We live in a suburb of Los Angeles and if you know anything about Los Angeles you’d know it’s super expensive! Maybe not New York City or San Francisco expensive, but compared to average salaries, L.A. is actually the most overpriced city in America. (According to Forbes, I think.) So it’s no surprise that it’s quite difficult to save a ton of cash when rent is soaring and salaries are stagnant. But, we were able to save $25,000 in 18-months by doing something completely crazy.
[box type=”warning”] DO NOT ATTEMPT! Not for the faint of heart! **I’m not suggesting doing this at all.**[/box]
How’d we do it on a very average salary in an expensive city? Credit card arbitrage. (I can already visualize jaws dropping, but bear with me here).
Now, we also saved any extra income we earned along the way, but the biggest increase to our savings was through credit card arbitrage. I feel like I have to put another warning here and say, “DO NOT ATTEMPT!” Credit card arbitrage is incredibly risky. It just so happened to work for us and here’s how:

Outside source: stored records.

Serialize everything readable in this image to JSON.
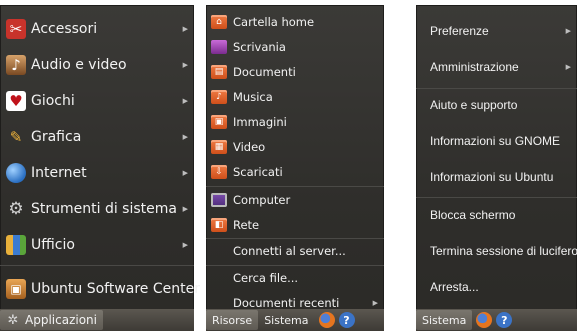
{
  "applications_menu": {
    "items": [
      {
        "label": "Accessori",
        "icon": "accessories-icon",
        "submenu": true
      },
      {
        "label": "Audio e video",
        "icon": "multimedia-icon",
        "submenu": true
      },
      {
        "label": "Giochi",
        "icon": "games-icon",
        "submenu": true
      },
      {
        "label": "Grafica",
        "icon": "graphics-icon",
        "submenu": true
      },
      {
        "label": "Internet",
        "icon": "internet-icon",
        "submenu": true
      },
      {
        "label": "Strumenti di sistema",
        "icon": "system-tools-icon",
        "submenu": true
      },
      {
        "label": "Ufficio",
        "icon": "office-icon",
        "submenu": true
      },
      {
        "label": "Ubuntu Software Center",
        "icon": "software-center-icon",
        "submenu": false
      }
    ],
    "taskbar_label": "Applicazioni"
  },
  "places_menu": {
    "items": [
      {
        "label": "Cartella home",
        "icon": "home-folder-icon"
      },
      {
        "label": "Scrivania",
        "icon": "desktop-icon"
      },
      {
        "label": "Documenti",
        "icon": "documents-folder-icon"
      },
      {
        "label": "Musica",
        "icon": "music-folder-icon"
      },
      {
        "label": "Immagini",
        "icon": "pictures-folder-icon"
      },
      {
        "label": "Video",
        "icon": "videos-folder-icon"
      },
      {
        "label": "Scaricati",
        "icon": "downloads-folder-icon"
      },
      {
        "label": "Computer",
        "icon": "computer-icon"
      },
      {
        "label": "Rete",
        "icon": "network-icon"
      },
      {
        "label": "Connetti al server...",
        "icon": null
      },
      {
        "label": "Cerca file...",
        "icon": null
      },
      {
        "label": "Documenti recenti",
        "icon": null,
        "submenu": true
      }
    ],
    "taskbar": {
      "active": "Risorse",
      "other": "Sistema"
    }
  },
  "system_menu": {
    "items": [
      {
        "label": "Preferenze",
        "submenu": true
      },
      {
        "label": "Amministrazione",
        "submenu": true
      },
      {
        "label": "Aiuto e supporto"
      },
      {
        "label": "Informazioni su GNOME"
      },
      {
        "label": "Informazioni su Ubuntu"
      },
      {
        "label": "Blocca schermo"
      },
      {
        "label": "Termina sessione di lucifero..."
      },
      {
        "label": "Arresta..."
      }
    ],
    "taskbar": {
      "active": "Sistema"
    }
  },
  "colors": {
    "panel_bg": "#2f2e2b",
    "folder_orange": "#e0602a",
    "text": "#f2f2f2"
  }
}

About 18-months ago we had earned some extra cash and decided we’d make the most money with our money by investing it in a growing stock, Netflix. If you know anything about Netflix, you know it grew tremendously over the past two years up until early April of this year. (We chose Netflix wisely). We noticed Netflix growing by leaps and bounds in late 2014 and really wanted to invest more money into this stock, but we didn’t have the cash. What we did have was great credit scores and credit cards with high credit limits and zero-balance transfer offers that gave us a time-frame of 18-months at zero-percent interest. Basically, we could use the creditor’s money for free for 18-months.
We decided that we’d take a risk and use a small zero-balance transfer check (that we deposited as cash) to invest the money into this growing stock. Our first investment of $4,000 earned us 50% on the dollar, so we paid back the arbitrage before it was due and kept the profit in the stock. That wet our whistle, so of course we decided to try another zero-balance offer of $7,500. Again, we earned money on our borrowed money and paid back the arbitrage. In the end, we used a total of three zero-balance transfers to boost our savings. We also paid back each arbitrage before it was due because this borrowing made me a little nervous (as you can imagine).
Credit card arbitrage is not for the faint of heart. (Nor is it for people who can’t manage their finances). We knew that if we didn’t make any money or lost money on the stock, we’d have to pay back the borrowed amounts before the due date so that we wouldn’t have to pay any interest. Since our goal was to buy a house, we wanted to keep our credit scores in tact and that meant paying every dollar back no matter what happened with the stock.
Would I do this again? I don’t know. I feel that we really timed our arbitrage just right and chose the right stock at the time. We were also super motivated by the idea of saving enough for a down payment. Had our first attempt gone south, we obviously wouldn’t have continued playing with fire and we probably wouldn’t be in the process of buying a manufactured home right now.
As a side note, all of our down payment was earned through hard work, this crazy scheme, and determination to save. No where along the way were we “gifted” the down payment (I just wanted to make that clear because I read a similarly titled article and it said their parents gave them money. That’s not crazy at all, that’s bordering on typical.)
Was our decision crazy or brilliant? You decide.